Al Jazeera talks to Finns on the PM’s recent move and what role the Nordic country should play in EU’s refugee crisis.
A one-day strike in Finland halted public transportation and shut down ports nationwide on Friday as workers protested against government cutbacks aimed at trying to drag the Nordic country out of a three-year economic downturn.
Trains and city buses were not running.

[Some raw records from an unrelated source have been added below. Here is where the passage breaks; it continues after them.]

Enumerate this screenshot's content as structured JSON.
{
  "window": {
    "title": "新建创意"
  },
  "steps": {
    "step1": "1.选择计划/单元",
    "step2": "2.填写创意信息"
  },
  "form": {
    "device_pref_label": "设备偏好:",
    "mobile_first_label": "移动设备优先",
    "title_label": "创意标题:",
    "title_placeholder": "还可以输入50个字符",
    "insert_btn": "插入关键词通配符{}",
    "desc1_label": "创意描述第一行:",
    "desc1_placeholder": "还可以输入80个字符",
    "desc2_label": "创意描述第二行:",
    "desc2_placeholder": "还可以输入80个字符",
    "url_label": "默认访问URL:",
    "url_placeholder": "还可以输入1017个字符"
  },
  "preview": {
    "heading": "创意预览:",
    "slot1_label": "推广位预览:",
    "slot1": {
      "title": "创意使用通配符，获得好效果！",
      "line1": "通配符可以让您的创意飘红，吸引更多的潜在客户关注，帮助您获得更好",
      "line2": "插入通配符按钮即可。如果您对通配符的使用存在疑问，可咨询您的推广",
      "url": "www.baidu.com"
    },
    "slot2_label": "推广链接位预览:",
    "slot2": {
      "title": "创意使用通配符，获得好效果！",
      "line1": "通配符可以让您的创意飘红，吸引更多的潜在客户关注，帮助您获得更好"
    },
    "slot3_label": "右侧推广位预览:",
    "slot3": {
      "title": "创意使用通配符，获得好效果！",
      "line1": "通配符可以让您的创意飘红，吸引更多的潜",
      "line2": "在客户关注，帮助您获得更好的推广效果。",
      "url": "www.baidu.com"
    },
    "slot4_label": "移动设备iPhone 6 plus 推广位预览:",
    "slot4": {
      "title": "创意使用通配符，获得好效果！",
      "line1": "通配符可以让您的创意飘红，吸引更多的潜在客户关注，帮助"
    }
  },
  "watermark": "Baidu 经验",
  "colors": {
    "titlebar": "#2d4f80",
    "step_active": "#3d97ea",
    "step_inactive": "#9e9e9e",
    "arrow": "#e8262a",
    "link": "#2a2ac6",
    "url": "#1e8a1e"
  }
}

Finnair, the national carrier, cancelled about two dozen domestic flights and there were delays at airports, such as in Helsinki, where security staff briefly walked off.
The strike came after talks on a collective agreement on wages and working hours collapsed.
Three unions claiming to represent up to 2.2 million people – nearly half of Finland’s population of 5.5 million – are protesting government cutbacks, including limits to holiday benefits and overtime pay.
Juha Sipila’s government says the measures are necessary to improve Finland’s competitiveness, lift exports and investments, and create new jobs.
“The global economy has been growing for the last few years, but we have not managed to board that train,” Sipila said in a speech this week.
After taking office in May, the Finnish prime minister attempted to get the unions and employers’ organisations to agree on cuts as part of a so-called social contract, but the talks failed.
On Friday, he gave employers and unions until September 30 to agree on cuts before going to parliament.
Sipila heads a government comprising his Centre Party, the conservative National Coalition Party, and the populist Finns Party.